I propose to take Questions Nos. 62, 67 to 69, inclusive, and 71 together.
I have been informed by the Central Bank that amounts up to the value of IR£1,000 can be exchanged for euro on the same day subject to checking by the Central Bank for authenticity of the IR£ bank notes. Amounts in excess of IR£1,000 will be accepted by the Central Bank, however value in euro will not be provided in exchange on the same day. A receipt will be issued pending verification/authentication of the bank notes. Payment is processed electronically into the bank account of the lodging party for the appropriate amount. Where bank account details are not provided, a cheque may be issued for the value of the redeemed notes.
Persons exchanging amounts in excess of IR£1,000 are required to complete an exchange form. With effect from 01 July 2012, all lodgments irrespective of value must be accompanied by an identification document. All bank notes are checked for authenticity prior to exchange. The Central Bank informs An Garda Síochána of lodgments or attempted lodgments where the Bank knows or has sufficient reasons to believe that a criminal offence has been or is being committed.
The details of exchanges below IR£1,000 are not captured in an automated system. The details relating to the value of cash received are amalgamated into bulk figures on a daily basis for accounting purposes. Records of individual transactions are not maintained. Transactions in excess of IR£1,000 are not exchanged for cash but are paid into a bank account or by cheque. The Central Bank retains a list of individual transactions including amount, payment date and name of payee. For these reasons it is not possible to provide an individual transaction breakdown as requested by the Deputy. However, I have asked the Central Bank to provide details of individual transactions over IR£1,000 for a number of days since 1 January 2011 which show the highest levels of daily transactions. I will write to the Deputy further on this.
I also understand from the Central Bank that the exchange process is currently under review and that this review will be finalised prior to year end. An objective of the review is to reduce the threshold for cash payments significantly from the current level of IR£1,000. This will lead to a much higher proportion being paid electronically with full audit trail.
The Deputy also asked about investigations carried out by the Revenue Commissioners, the Garda Síochána and the Anti-Money Laundering Compliance Unit of the Department of Justice and Equality. I am informed by the Revenue Commissioners that there has been no general investigation initiated by them into the practice of the exchange of Irish Punts into Euro at the Central Bank. I am informed that Revenue's audit and investigation activity is largely driven by risk analysis assessment of the potential tax or duty loss arising from any given activity.

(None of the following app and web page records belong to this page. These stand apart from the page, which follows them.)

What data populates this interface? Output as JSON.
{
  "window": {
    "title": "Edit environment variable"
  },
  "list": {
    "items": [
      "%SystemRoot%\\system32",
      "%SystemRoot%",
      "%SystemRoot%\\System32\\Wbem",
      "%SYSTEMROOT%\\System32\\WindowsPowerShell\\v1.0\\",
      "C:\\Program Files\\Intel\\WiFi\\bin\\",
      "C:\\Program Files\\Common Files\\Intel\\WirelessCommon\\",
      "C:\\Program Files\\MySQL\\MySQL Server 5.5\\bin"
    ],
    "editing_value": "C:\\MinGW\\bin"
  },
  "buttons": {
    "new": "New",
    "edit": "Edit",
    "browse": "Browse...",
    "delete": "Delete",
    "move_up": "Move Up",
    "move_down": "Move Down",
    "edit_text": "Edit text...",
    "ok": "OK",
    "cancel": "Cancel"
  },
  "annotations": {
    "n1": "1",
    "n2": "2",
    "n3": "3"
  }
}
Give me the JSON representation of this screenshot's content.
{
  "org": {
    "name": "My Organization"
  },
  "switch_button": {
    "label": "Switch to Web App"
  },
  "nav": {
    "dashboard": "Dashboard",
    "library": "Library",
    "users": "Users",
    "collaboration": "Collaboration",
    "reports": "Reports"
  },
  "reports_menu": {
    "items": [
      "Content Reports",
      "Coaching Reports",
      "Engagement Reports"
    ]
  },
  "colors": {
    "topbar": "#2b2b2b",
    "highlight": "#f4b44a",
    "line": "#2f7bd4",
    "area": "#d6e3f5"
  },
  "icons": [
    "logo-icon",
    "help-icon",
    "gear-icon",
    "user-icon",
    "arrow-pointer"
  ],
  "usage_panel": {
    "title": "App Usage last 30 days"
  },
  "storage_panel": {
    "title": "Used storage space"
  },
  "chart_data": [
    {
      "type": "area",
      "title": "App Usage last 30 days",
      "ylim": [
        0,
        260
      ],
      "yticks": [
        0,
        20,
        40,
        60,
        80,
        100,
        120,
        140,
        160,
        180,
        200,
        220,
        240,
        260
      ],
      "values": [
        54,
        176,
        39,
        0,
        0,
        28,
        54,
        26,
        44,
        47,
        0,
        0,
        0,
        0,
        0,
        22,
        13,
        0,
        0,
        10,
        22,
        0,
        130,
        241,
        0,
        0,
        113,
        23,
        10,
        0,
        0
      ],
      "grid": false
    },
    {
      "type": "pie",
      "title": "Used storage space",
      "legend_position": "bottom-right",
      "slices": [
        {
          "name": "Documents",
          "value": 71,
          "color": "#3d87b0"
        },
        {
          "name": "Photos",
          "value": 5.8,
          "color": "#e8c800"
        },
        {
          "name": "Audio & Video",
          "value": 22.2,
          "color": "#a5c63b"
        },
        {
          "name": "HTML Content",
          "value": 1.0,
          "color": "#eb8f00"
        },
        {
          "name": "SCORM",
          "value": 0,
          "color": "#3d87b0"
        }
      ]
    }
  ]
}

Procedures put in place by the Central Bank limit the amounts of currency that can be immediately converted by any individual. Amounts in excess of that limit are normally lodged to the individual's bank account. In addition, as noted earlier in my reply, the Central Bank has recently introduced more stringent identification criteria for individuals lodging IR£ for conversion to Euro. Revenue has robust inspection powers in relation to the investigation of an individual's bank account when it has reason to suspect that tax evasion is taking place. In this context I am satisfied that Revenue's risk analysis approach will adequately address any potential for tax evasion arising from these currency exchanges.
I am awaiting information from the Garda Síochána regarding investigations carried out by them. I will write to the Deputy when I have this information. The Anti-Money Laundering Compliance Unit of the Department of Justice and Equality has no function in this area.